Woehrle says he thinks that music stores will always exist, but will become the hunting grounds of collectors and people looking for “odd ball stuff” — things that have been passed over and forgotten, but still have value.

It’s good to hear that local music stores are still keeping their heads above water in the digital era.

Bob Dylan’s Nobel Prize win is a welcome shift

Nashville Skyline is Dylan’s ninth studio album. Columbia Records.

Last week, Bob Dylan became the first songwriter to win the Nobel Prize for literature. The award immediately caused controversy, as some argued that some of Dylan’s peers were more deserving for their works. I doubt that many of those same peers have matched his output and quality over the course of his career.

Dylan, now at age 75, has written songs for 57 years. Many of those songs would be right at home at an open-mic show in a coffee shop or analyzed by college classes.

To say that Dylan is undeserving is a discredit to his work. His songs have been included in poetry books, including the Oxford Book of American Poetry and the Cambridge University Press according to the New York Times.

This is not the first time he has been pioneer. 50 years ago, Dylan began playing folk songs on electric guitar, contrary to what was popular. After he conquered that, he went country. The dreary world of literature was in desperate need of a mix up. Who better to do it than Dylan?

As Dylan has written before, times they are a-changing.

Pirating music doesn’t affect amount of digital music sales, says study

In a study by Luis Aguiar and Bertin Martens, it was found that there is no correlation between pirating music and digital music sales. In fact, it leads to more sales. The study additionally found that licensed music streams also don’t affect digital music sales, which is somewhat surprising. It goes to show that actually owning something, whether it be physical or otherwise, is still important in today’s society.

The study focused on clickstream data over 16,500 different European consumers. In the conclusion, Aguiar and Martens state that they found no evidence of displacement. Additionally, they found that there was a two percent overlap between licensed and unlicensed websites:

If this estimate is given a causal interpretation, clicks on licensed purchase websites would have been 2% lower in the absence of unlicensed downloading websites.

Aguiar and Martens say that without pirating, music downloads would drop by two percent. Given that music sales have been falling since the arrival of the MP3, two percent is a number that would likely get the attention of music executives everywhere.

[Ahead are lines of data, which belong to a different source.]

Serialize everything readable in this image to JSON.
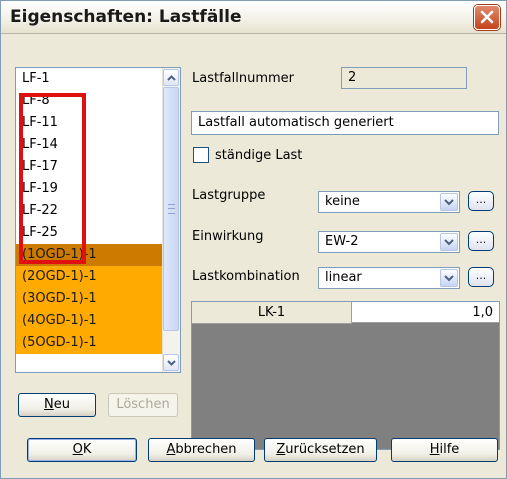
{
  "window": {
    "title": "Eigenschaften: Lastfälle"
  },
  "loadcase_list": {
    "items": [
      {
        "label": "LF-1"
      },
      {
        "label": "LF-8"
      },
      {
        "label": "LF-11"
      },
      {
        "label": "LF-14"
      },
      {
        "label": "LF-17"
      },
      {
        "label": "LF-19"
      },
      {
        "label": "LF-22"
      },
      {
        "label": "LF-25"
      },
      {
        "label": "(1OGD-1)-1",
        "highlight": "dark-orange"
      },
      {
        "label": "(2OGD-1)-1",
        "highlight": "orange"
      },
      {
        "label": "(3OGD-1)-1",
        "highlight": "orange"
      },
      {
        "label": "(4OGD-1)-1",
        "highlight": "orange"
      },
      {
        "label": "(5OGD-1)-1",
        "highlight": "orange"
      }
    ],
    "highlight_color": "#e01010",
    "generated_color": "#ffaa00"
  },
  "list_buttons": {
    "new": "Neu",
    "new_mnemonic": "N",
    "new_rest": "eu",
    "delete": "Löschen"
  },
  "properties": {
    "number_label": "Lastfallnummer",
    "number_value": "2",
    "description_value": "Lastfall automatisch generiert",
    "permanent_label": "ständige Last",
    "permanent_checked": false,
    "group_label": "Lastgruppe",
    "group_value": "keine",
    "action_label": "Einwirkung",
    "action_value": "EW-2",
    "combination_label": "Lastkombination",
    "combination_value": "linear",
    "dots_label": "..."
  },
  "combination_grid": {
    "rows": [
      {
        "name": "LK-1",
        "factor": "1,0"
      }
    ]
  },
  "footer": {
    "ok": {
      "mn": "O",
      "rest": "K"
    },
    "cancel": {
      "mn": "A",
      "rest": "bbrechen"
    },
    "reset": {
      "mn": "Z",
      "rest": "urücksetzen"
    },
    "help": {
      "mn": "H",
      "rest": "ilfe"
    }
  },
  "colors": {
    "accent": "#003c74",
    "window_bg": "#ece9d8",
    "close_red": "#c4441e"
  }
}
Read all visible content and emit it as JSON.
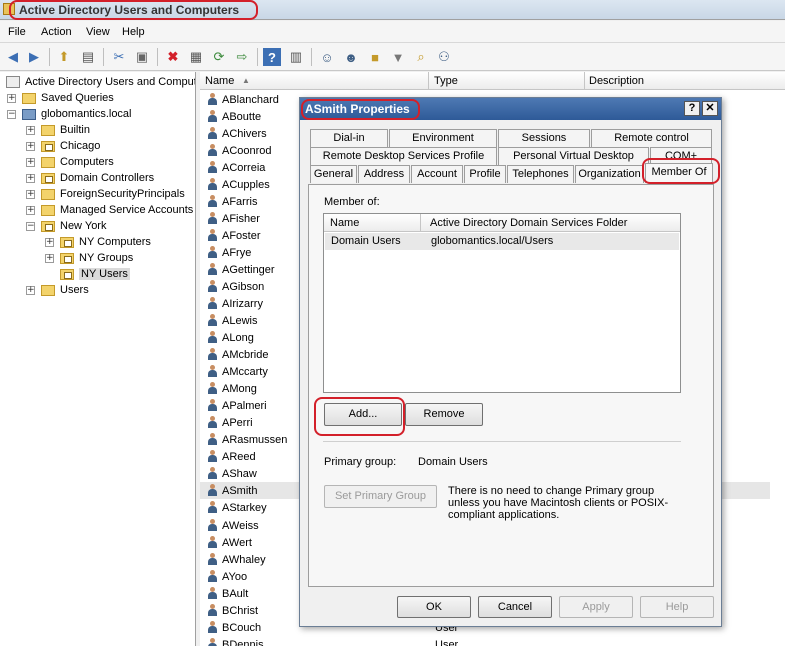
{
  "window": {
    "title": "Active Directory Users and Computers"
  },
  "menu": [
    "File",
    "Action",
    "View",
    "Help"
  ],
  "toolbar_icons": [
    "back-icon",
    "forward-icon",
    "up-icon",
    "show-hide-tree-icon",
    "cut-icon",
    "paste-icon",
    "delete-icon",
    "properties-icon",
    "refresh-icon",
    "export-icon",
    "help-icon",
    "console-icon",
    "new-user-icon",
    "new-group-icon",
    "new-ou-icon",
    "filter-icon",
    "find-icon",
    "add-to-group-icon"
  ],
  "tree": {
    "root": "Active Directory Users and Comput",
    "saved_queries": "Saved Queries",
    "domain": "globomantics.local",
    "children": [
      "Builtin",
      "Chicago",
      "Computers",
      "Domain Controllers",
      "ForeignSecurityPrincipals",
      "Managed Service Accounts",
      "New York"
    ],
    "ny_children": [
      "NY Computers",
      "NY Groups",
      "NY Users"
    ],
    "users": "Users"
  },
  "list": {
    "columns": [
      "Name",
      "Type",
      "Description"
    ],
    "users": [
      "ABlanchard",
      "ABoutte",
      "AChivers",
      "ACoonrod",
      "ACorreia",
      "ACupples",
      "AFarris",
      "AFisher",
      "AFoster",
      "AFrye",
      "AGettinger",
      "AGibson",
      "AIrizarry",
      "ALewis",
      "ALong",
      "AMcbride",
      "AMccarty",
      "AMong",
      "APalmeri",
      "APerri",
      "ARasmussen",
      "AReed",
      "AShaw",
      "ASmith",
      "AStarkey",
      "AWeiss",
      "AWert",
      "AWhaley",
      "AYoo",
      "BAult",
      "BChrist",
      "BCouch",
      "BDennis"
    ],
    "visible_types": {
      "BCouch": "User",
      "BDennis": "User"
    }
  },
  "dialog": {
    "title": "ASmith Properties",
    "help_btn": "?",
    "close_btn": "✕",
    "tabs_row1": [
      "Dial-in",
      "Environment",
      "Sessions",
      "Remote control"
    ],
    "tabs_row2": [
      "Remote Desktop Services Profile",
      "Personal Virtual Desktop",
      "COM+"
    ],
    "tabs_row3": [
      "General",
      "Address",
      "Account",
      "Profile",
      "Telephones",
      "Organization",
      "Member Of"
    ],
    "member_of_label": "Member of:",
    "table_headers": [
      "Name",
      "Active Directory Domain Services Folder"
    ],
    "table_rows": [
      {
        "name": "Domain Users",
        "folder": "globomantics.local/Users"
      }
    ],
    "add_btn": "Add...",
    "remove_btn": "Remove",
    "primary_group_label": "Primary group:",
    "primary_group_value": "Domain Users",
    "set_primary_btn": "Set Primary Group",
    "info_text": "There is no need to change Primary group unless you have Macintosh clients or POSIX-compliant applications.",
    "ok_btn": "OK",
    "cancel_btn": "Cancel",
    "apply_btn": "Apply",
    "help_bottom_btn": "Help"
  },
  "colors": {
    "highlight_ring": "#d3202a",
    "dialog_title": "#2e5a98"
  }
}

They go on to say that consumers view streaming as a compliment to music purchasing, rather than an alternative. It will be interesting to see if that remains the case as the tail end of the Millennial Generation grows up. Many of them never experienced physical music, and soon some will not have experienced MP3s.

Great interview with a record collecting DJ

In a an insightful interview with the music blog Dust and Grooves, the Los Angeles-based DJ The Gaslamp Killer answers questions about his journey with music and records. The story begins with a quote:

Records are time capsules. They’re emotional, spiritual, energetically-bound pieces of vinyl. They were cut with force and energy, not by a programmer.

In the digital age it’s easy to forget that physical things like records can have long and rich histories of how they came to be where they are, unlike MP3s which only exist on hard drives.